**To do:**
Copy each line that includes the string "icon" from the material into your answer.

*** Records for processing ***

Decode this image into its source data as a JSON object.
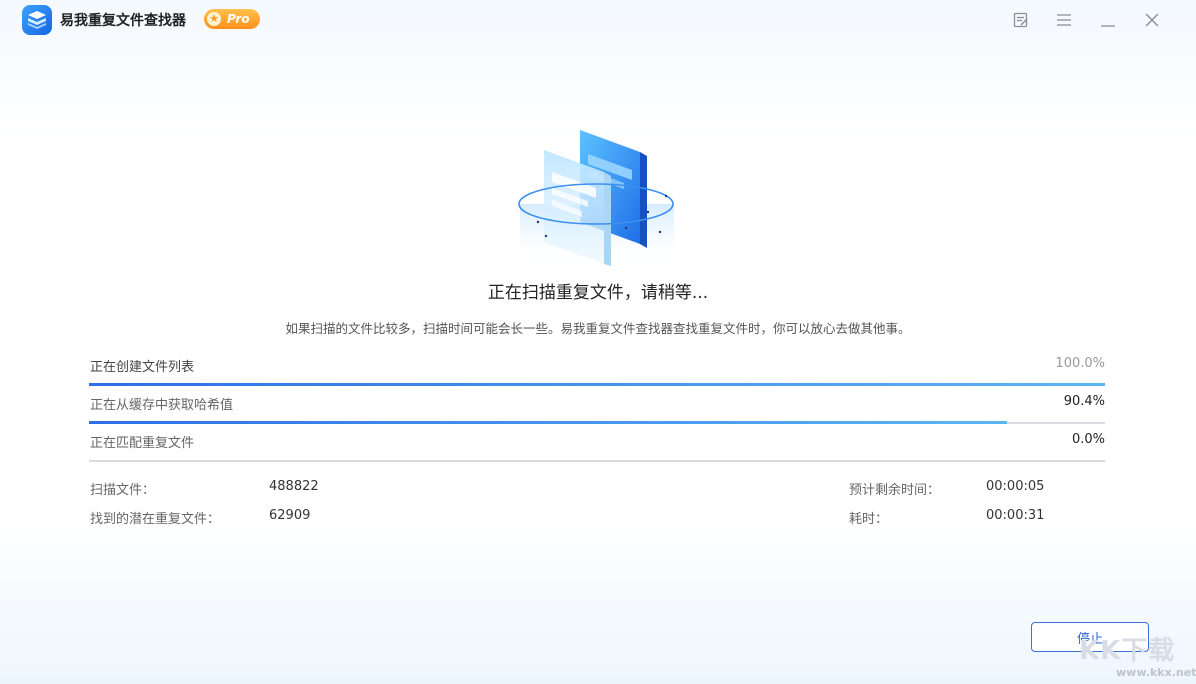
{
  "app": {
    "title": "易我重复文件查找器",
    "badge": "Pro"
  },
  "window_controls": [
    "feedback-icon",
    "menu-icon",
    "minimize-icon",
    "close-icon"
  ],
  "status": {
    "headline": "正在扫描重复文件，请稍等...",
    "subtitle": "如果扫描的文件比较多，扫描时间可能会长一些。易我重复文件查找器查找重复文件时，你可以放心去做其他事。"
  },
  "steps": [
    {
      "label": "正在创建文件列表",
      "percent_text": "100.0%",
      "progress": 1.0
    },
    {
      "label": "正在从缓存中获取哈希值",
      "percent_text": "90.4%",
      "progress": 0.904
    },
    {
      "label": "正在匹配重复文件",
      "percent_text": "0.0%",
      "progress": 0.0
    }
  ],
  "stats": {
    "scanned_label": "扫描文件：",
    "scanned_value": "488822",
    "found_label": "找到的潜在重复文件：",
    "found_value": "62909",
    "remaining_label": "预计剩余时间：",
    "remaining_value": "00:00:05",
    "elapsed_label": "耗时：",
    "elapsed_value": "00:00:31"
  },
  "actions": {
    "stop_label": "停止"
  },
  "watermark": {
    "text": "KK下载",
    "url": "www.kkx.net"
  },
  "colors": {
    "accent": "#2f64d8",
    "progress_start": "#2e6fe8",
    "progress_end": "#5bb6f4",
    "badge": "#ff9b1f"
  }
}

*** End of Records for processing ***

**Response to the task:**
    "feedback-icon",
    "menu-icon",
    "minimize-icon",
    "close-icon"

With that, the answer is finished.